There isn’t a character, location or situation in The Station Agent that could exist anywhere other than in a screenplay. Excruciatingly earnest and hopelessly contrived, this is the story of Finbar McBride, a reclusive, train-obsessed man with dwarfism (Peter Dinklage) who inherits an abandoned, small-town depot. Surrounded by batch of quirky characters, Finbar eventually learns to come out of his shell. Cue the loud-mouthed “ethnic” coffee truck proprietor (Bobby Cannavale) who sets up shop outside the depot every day even though there isn’t a customer for miles around. Cue the distressed mother (Patricia Clarkson) mourning the death of her son by forcing a friendship with Finbar. And let’s not even get into the way the picture wastes Michelle Williams.
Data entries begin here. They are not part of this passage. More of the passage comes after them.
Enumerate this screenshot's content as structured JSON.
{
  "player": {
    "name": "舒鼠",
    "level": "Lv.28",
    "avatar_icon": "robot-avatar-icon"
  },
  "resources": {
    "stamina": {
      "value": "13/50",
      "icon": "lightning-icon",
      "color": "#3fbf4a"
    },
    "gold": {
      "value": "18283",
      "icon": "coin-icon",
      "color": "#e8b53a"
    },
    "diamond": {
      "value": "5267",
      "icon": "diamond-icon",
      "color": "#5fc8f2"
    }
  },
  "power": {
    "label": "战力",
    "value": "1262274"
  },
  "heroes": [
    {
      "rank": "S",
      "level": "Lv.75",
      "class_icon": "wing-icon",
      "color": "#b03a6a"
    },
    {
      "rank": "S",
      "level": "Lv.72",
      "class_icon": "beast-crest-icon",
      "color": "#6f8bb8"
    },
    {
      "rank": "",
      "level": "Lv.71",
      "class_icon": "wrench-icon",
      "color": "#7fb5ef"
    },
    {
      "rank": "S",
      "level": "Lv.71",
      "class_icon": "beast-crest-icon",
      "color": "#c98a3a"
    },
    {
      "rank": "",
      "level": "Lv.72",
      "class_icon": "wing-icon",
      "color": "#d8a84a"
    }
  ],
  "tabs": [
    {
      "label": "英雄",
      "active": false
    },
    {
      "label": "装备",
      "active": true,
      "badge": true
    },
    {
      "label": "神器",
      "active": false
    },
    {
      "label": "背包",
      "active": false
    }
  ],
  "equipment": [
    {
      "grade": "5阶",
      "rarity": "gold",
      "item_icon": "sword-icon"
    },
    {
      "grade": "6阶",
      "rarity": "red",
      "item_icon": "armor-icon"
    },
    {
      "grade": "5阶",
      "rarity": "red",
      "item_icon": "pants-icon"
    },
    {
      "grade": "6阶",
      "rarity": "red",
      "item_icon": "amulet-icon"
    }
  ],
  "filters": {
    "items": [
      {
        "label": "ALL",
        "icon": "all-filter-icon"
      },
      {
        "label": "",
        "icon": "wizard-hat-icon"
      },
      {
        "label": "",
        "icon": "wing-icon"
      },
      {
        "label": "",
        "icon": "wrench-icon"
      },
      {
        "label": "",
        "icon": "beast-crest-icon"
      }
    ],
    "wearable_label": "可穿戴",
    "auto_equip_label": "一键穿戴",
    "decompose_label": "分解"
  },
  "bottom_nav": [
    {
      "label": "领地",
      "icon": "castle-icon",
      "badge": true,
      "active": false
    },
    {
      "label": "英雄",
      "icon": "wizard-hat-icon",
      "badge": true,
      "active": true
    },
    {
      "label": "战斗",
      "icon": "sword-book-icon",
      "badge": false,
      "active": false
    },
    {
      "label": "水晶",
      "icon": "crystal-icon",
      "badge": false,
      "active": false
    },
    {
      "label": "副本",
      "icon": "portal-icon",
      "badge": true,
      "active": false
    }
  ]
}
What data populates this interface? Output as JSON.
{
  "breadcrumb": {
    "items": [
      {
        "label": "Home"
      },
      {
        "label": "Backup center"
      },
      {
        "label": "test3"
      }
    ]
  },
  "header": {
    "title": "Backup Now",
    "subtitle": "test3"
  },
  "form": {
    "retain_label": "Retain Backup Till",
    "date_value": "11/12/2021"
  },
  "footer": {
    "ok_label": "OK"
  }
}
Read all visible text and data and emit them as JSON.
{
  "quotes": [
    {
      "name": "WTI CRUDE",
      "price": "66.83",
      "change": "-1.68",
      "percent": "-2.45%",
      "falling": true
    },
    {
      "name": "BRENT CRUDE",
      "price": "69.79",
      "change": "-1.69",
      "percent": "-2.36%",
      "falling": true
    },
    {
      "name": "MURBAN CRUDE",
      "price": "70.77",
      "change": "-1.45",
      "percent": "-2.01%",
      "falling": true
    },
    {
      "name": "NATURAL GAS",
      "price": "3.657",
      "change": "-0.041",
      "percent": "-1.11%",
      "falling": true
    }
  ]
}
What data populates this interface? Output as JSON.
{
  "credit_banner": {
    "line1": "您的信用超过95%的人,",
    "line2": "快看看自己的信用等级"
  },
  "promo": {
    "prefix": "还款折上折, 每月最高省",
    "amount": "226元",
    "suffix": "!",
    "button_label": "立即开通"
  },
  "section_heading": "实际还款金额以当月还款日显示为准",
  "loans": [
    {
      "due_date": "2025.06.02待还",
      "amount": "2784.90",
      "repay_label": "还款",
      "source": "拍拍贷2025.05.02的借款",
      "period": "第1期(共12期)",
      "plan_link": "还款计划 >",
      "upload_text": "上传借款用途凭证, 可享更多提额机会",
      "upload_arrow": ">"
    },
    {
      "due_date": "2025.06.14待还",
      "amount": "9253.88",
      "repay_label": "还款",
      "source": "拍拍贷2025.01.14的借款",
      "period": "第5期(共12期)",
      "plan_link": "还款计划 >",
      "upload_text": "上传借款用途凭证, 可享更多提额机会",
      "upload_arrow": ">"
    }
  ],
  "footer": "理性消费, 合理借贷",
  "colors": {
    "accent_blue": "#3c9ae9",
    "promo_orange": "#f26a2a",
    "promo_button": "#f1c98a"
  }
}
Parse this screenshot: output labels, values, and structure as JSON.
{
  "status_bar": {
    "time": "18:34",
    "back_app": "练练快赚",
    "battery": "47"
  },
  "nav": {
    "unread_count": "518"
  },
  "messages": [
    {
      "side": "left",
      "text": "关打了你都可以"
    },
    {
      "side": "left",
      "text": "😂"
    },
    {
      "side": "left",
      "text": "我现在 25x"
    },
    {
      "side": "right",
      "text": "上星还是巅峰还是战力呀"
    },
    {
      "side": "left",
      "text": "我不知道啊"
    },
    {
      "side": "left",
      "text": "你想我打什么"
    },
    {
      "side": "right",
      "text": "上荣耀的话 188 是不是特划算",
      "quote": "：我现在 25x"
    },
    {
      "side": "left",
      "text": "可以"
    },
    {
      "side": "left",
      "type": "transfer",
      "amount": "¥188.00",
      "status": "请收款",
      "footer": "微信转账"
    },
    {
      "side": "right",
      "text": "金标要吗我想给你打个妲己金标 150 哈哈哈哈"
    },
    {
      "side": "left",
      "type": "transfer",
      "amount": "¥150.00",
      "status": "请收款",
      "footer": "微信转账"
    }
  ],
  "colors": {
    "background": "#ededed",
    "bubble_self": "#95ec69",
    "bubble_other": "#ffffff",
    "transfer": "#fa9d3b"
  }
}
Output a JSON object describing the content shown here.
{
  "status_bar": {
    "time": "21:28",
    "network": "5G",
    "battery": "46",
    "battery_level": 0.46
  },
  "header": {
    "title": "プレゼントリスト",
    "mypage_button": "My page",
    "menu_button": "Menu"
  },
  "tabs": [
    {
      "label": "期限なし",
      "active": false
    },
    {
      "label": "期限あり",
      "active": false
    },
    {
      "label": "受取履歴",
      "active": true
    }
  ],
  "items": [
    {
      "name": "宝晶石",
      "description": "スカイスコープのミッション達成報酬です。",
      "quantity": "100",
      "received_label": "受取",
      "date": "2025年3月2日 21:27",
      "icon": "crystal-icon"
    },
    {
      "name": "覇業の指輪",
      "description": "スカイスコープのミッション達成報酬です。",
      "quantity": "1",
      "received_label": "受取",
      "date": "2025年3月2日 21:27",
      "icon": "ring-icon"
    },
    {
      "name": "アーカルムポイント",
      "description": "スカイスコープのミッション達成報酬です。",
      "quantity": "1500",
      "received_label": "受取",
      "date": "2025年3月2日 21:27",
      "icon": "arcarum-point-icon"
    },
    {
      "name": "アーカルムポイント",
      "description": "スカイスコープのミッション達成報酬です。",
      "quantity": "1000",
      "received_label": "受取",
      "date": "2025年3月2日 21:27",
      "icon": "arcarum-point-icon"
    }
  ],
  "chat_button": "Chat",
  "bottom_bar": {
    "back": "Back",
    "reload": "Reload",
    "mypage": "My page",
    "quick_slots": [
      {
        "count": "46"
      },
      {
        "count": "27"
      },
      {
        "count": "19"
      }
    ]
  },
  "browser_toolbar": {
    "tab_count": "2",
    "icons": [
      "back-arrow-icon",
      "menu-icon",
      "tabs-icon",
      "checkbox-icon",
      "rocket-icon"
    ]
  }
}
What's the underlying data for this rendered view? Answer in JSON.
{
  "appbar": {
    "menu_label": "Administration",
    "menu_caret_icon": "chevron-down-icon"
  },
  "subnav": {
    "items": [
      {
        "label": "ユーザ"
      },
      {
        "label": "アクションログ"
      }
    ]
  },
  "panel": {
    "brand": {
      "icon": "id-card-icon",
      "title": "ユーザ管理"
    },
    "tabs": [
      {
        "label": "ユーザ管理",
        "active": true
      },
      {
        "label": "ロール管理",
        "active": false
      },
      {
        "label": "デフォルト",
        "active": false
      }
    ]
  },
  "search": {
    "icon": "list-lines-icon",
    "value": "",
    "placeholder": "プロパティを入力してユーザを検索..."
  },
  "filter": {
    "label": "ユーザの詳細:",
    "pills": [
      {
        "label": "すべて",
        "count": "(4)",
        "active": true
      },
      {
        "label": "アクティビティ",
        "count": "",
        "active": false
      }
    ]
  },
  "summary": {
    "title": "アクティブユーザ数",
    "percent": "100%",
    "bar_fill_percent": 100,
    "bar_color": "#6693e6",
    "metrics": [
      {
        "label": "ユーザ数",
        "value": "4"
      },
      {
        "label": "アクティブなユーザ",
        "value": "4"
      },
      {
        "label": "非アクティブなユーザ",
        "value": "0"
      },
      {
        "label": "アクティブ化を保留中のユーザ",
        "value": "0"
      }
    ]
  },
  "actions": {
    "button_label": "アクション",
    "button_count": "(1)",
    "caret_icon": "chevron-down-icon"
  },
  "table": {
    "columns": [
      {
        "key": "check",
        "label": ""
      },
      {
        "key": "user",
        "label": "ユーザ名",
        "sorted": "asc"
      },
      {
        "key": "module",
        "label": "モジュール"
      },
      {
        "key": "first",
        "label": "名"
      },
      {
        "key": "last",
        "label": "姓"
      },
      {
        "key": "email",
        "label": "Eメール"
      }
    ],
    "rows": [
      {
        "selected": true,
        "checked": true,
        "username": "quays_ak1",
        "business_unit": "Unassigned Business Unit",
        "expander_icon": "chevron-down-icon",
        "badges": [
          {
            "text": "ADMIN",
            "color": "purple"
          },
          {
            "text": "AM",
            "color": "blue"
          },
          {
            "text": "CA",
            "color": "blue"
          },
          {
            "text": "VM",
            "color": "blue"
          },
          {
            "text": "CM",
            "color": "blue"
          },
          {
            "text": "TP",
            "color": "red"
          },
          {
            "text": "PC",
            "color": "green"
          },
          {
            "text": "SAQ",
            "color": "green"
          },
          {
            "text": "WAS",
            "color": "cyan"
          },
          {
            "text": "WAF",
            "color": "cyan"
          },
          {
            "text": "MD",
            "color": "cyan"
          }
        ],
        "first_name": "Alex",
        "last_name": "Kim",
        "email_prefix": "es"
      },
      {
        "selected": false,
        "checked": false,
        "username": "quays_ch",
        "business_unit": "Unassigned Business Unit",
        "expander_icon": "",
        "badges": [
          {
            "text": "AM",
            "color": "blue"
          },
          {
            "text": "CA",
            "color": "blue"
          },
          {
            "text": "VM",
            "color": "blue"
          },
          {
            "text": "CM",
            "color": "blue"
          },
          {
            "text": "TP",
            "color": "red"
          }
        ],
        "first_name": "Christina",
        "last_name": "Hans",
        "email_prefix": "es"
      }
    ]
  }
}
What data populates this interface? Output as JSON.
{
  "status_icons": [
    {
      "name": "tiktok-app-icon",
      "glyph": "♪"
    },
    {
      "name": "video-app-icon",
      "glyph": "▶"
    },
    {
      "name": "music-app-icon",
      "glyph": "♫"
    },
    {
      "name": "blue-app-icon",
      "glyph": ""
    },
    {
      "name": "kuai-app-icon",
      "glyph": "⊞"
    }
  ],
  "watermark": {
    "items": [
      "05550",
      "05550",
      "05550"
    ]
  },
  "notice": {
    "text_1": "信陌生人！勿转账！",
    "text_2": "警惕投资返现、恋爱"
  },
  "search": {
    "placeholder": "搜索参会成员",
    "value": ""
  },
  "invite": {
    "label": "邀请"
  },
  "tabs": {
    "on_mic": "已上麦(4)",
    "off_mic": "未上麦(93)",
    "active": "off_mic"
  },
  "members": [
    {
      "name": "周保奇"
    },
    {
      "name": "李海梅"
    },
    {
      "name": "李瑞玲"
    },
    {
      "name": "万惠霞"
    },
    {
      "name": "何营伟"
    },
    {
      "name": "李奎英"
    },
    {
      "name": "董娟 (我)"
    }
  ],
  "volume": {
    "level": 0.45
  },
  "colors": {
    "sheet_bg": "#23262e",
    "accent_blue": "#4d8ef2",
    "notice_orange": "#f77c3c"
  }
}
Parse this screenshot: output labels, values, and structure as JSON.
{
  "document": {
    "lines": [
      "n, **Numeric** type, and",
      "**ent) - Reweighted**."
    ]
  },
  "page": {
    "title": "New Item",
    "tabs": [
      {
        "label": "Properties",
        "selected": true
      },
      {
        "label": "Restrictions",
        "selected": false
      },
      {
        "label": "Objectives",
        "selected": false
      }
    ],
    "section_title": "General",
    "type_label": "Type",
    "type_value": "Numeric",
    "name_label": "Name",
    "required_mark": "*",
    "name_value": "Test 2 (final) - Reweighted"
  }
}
Writer-director Tom McCarthy, making his debut after years as an actor, has a noble goal: to create a drama around a dwarf that isn’t broad comedy or fantasy. But the entire enterprise feels so hollow, it’s hard not to think that Elf served Dinklage better.
About time - it's been six months since Clint Eastwood's last movie